But as Koch explained, the study was successful because it tested this engine design and quantitatively measured its performance. This is a good first step and may help pave the way for the actual development and implementation of RDE.

"My goal is just to reproduce the behavior of the pulses we see to ensure that the model output is similar to our experimental results," Koch said.

"I have identified the main physical principles and their interactions. Now I can quantify what I have done here. From there we can discuss how to make a better engine."

Thanks to Koch and his colleagues for their research, U.S. Air Force Scientific Institute with Naval research office.

Although it is too early, the significance of this research may be profound, making rocket engines easier to produce and more cost-effective. All that needs to be done is to ensure that the engine design itself is safe and reliable.

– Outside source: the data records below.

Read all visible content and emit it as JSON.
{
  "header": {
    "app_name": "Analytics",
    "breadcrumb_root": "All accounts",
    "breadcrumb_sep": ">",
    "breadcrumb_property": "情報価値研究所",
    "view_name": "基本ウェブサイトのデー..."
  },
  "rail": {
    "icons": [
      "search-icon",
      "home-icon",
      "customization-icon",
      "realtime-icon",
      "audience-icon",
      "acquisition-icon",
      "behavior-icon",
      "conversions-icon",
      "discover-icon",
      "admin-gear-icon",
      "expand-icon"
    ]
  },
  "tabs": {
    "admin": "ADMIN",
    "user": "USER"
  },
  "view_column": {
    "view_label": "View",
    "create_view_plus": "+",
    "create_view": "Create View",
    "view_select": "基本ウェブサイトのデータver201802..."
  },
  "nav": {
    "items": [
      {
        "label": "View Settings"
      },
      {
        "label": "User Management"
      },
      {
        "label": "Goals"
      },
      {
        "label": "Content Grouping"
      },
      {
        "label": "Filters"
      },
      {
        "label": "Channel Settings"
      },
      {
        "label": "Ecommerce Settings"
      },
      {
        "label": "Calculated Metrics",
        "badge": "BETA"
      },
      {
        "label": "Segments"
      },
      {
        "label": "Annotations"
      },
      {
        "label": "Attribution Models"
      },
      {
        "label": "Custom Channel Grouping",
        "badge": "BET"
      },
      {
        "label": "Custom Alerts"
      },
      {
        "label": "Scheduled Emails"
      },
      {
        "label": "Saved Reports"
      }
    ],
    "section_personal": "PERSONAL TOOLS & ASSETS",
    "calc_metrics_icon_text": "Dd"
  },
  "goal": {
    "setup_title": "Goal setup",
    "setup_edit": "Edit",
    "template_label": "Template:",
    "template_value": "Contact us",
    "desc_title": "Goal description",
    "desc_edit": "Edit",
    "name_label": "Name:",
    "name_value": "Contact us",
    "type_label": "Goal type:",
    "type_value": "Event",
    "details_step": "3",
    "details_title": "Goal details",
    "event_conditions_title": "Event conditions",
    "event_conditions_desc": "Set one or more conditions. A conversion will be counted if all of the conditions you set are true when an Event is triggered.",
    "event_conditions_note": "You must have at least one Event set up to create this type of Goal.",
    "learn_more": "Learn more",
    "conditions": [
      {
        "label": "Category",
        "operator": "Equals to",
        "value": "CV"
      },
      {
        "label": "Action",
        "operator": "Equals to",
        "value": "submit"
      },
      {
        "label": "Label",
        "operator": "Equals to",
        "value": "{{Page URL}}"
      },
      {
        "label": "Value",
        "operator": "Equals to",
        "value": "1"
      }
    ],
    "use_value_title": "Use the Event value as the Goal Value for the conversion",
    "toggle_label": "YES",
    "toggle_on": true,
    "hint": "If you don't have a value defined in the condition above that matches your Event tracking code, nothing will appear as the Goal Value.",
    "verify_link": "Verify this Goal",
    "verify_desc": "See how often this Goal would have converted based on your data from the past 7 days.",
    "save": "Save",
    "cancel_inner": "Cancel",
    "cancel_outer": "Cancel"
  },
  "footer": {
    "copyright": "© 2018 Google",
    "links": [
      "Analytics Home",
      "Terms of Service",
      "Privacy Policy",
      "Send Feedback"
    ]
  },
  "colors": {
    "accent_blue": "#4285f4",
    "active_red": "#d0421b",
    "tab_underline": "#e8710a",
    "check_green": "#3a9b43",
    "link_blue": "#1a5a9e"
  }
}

This article was originally written by Universe today. Read Source Article.